Clinic programs offer opportunities for students to learn practical skills and problem solve in a supervised environment, provide access to justice, and directly engage with clients and members of the legal profession. In addition, clinical programs offer students an opportunity to develop professional skills such as file management, document drafting, interview techniques, evidence analysis, legal research and writing, and advocating for clients before courts and tribunals. Participating in a clinic during these unprecedented times is a great way to expand on your professional skills and demonstrate your adaptability to potential employers.
For students, who commenced law school in September 2016 or later, the following rules apply:

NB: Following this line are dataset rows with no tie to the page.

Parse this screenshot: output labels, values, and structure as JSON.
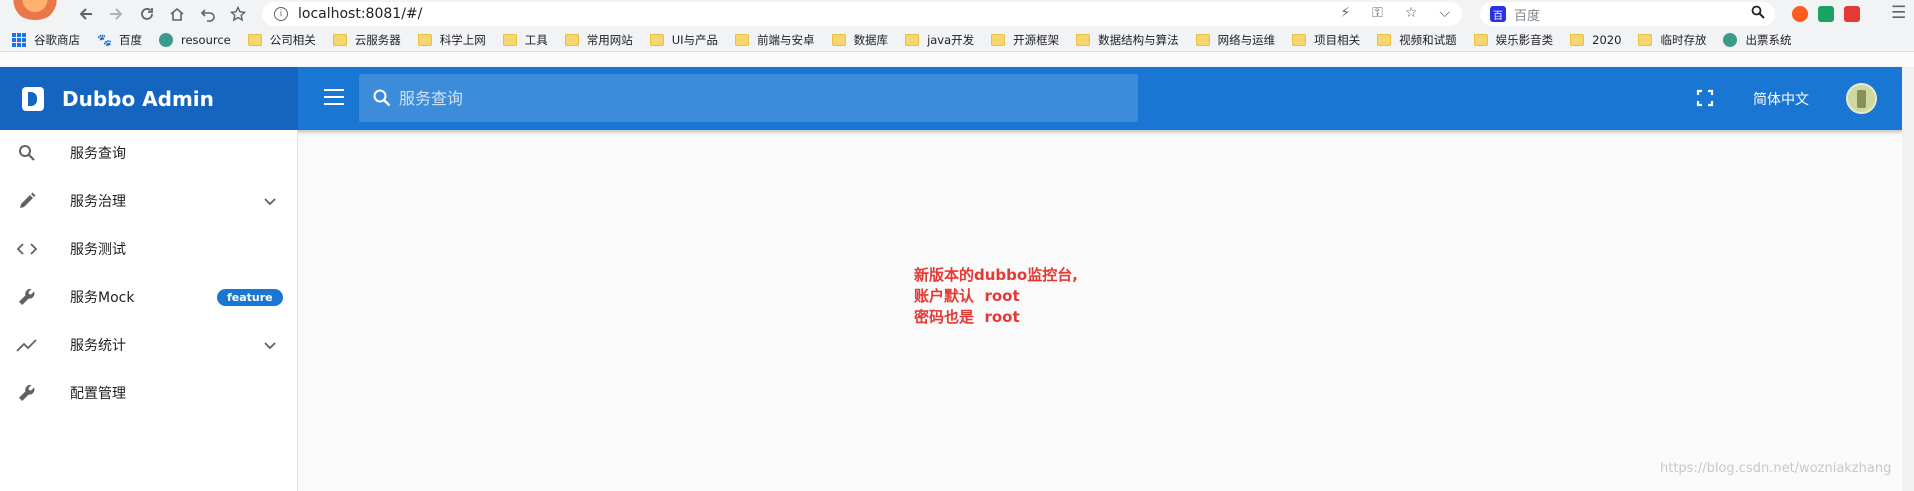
{
  "browser": {
    "url": "localhost:8081/#/",
    "search_placeholder": "百度",
    "search_engine_icon": "baidu-icon",
    "nav_icons": [
      "back-icon",
      "forward-icon",
      "reload-icon",
      "home-icon",
      "undo-icon",
      "star-icon"
    ]
  },
  "bookmarks": [
    {
      "label": "谷歌商店",
      "icon": "apps-icon"
    },
    {
      "label": "百度",
      "icon": "baidu-paw-icon"
    },
    {
      "label": "resource",
      "icon": "globe-icon"
    },
    {
      "label": "公司相关",
      "icon": "folder-icon"
    },
    {
      "label": "云服务器",
      "icon": "folder-icon"
    },
    {
      "label": "科学上网",
      "icon": "folder-icon"
    },
    {
      "label": "工具",
      "icon": "folder-icon"
    },
    {
      "label": "常用网站",
      "icon": "folder-icon"
    },
    {
      "label": "UI与产品",
      "icon": "folder-icon"
    },
    {
      "label": "前端与安卓",
      "icon": "folder-icon"
    },
    {
      "label": "数据库",
      "icon": "folder-icon"
    },
    {
      "label": "java开发",
      "icon": "folder-icon"
    },
    {
      "label": "开源框架",
      "icon": "folder-icon"
    },
    {
      "label": "数据结构与算法",
      "icon": "folder-icon"
    },
    {
      "label": "网络与运维",
      "icon": "folder-icon"
    },
    {
      "label": "项目相关",
      "icon": "folder-icon"
    },
    {
      "label": "视频和试题",
      "icon": "folder-icon"
    },
    {
      "label": "娱乐影音类",
      "icon": "folder-icon"
    },
    {
      "label": "2020",
      "icon": "folder-icon"
    },
    {
      "label": "临时存放",
      "icon": "folder-icon"
    },
    {
      "label": "出票系统",
      "icon": "globe-icon"
    }
  ],
  "app": {
    "title": "Dubbo Admin",
    "search_placeholder": "服务查询",
    "language": "简体中文",
    "colors": {
      "primary": "#1976d2",
      "brand": "#1565c0",
      "notice": "#e53935"
    }
  },
  "sidebar": {
    "items": [
      {
        "label": "服务查询",
        "icon": "search-icon"
      },
      {
        "label": "服务治理",
        "icon": "pencil-icon",
        "expandable": true
      },
      {
        "label": "服务测试",
        "icon": "code-icon"
      },
      {
        "label": "服务Mock",
        "icon": "wrench-icon",
        "badge": "feature"
      },
      {
        "label": "服务统计",
        "icon": "trending-icon",
        "expandable": true
      },
      {
        "label": "配置管理",
        "icon": "wrench-icon"
      }
    ]
  },
  "notice": {
    "line1": "新版本的dubbo监控台,",
    "line2": "账户默认  root",
    "line3": "密码也是  root"
  },
  "watermark": "https://blog.csdn.net/wozniakzhang"
}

- Students are limited to 20 credits of clinical and competitive mooting credits (the credits allocated to each clinic are noted below).
- Students are not permitted to take more than two clinical programs in the course of their JD degree.
Please note that credit will be granted for only one of LAW 488 (Indigenous Community Legal Clinic), LAW 490 (Criminal Clinic), and LAW 491 (LSLAP). You may also want to review the Degree Requirements page.
Please see the Clinic/Externship Handout below for information including credit allocation and prerequisites for each program.
ACCEPTING APPLICATIONS: ICLC AND rISE WOMEN'S LEGAL CENTRE (fall 2021)
There are a limited number of student clinician positions available for the fall 2021 semester at the Indigenous Community Legal Clinic and Rise Women's Legal Centre. If you are interested in applying, please thoroughly review the information on this page.
clinic/externship application information (2021-2022)
General Application Instructions
- Resumes should be a maximum of two pages.
- Current Allard Law students may consult the Career Services Office webpage for further resources regarding resume writing.
Statements of Interest
- Statements of interest should be a maximum of two pages and tailored to the specific clinic to which you are applying.
- If applying to the ICLC, please ensure your statement of interest describes the reasons you are particularly interested in working with Indigenous clients and serving the Indigenous community.
- If you are applying to the International Justice & Human Rights Clinic, please ensure your statement of interest describes (i) any international courses or moots you have participated in, and (ii) any experience working internationally or with international/public interest organizations. Please also note that neither of elements are a requirement for acceptance.
- Many of the clinics and externships will conduct interviews. Clinic Directors or staff will get in touch with you directly, at the contact information you provide in your Application materials.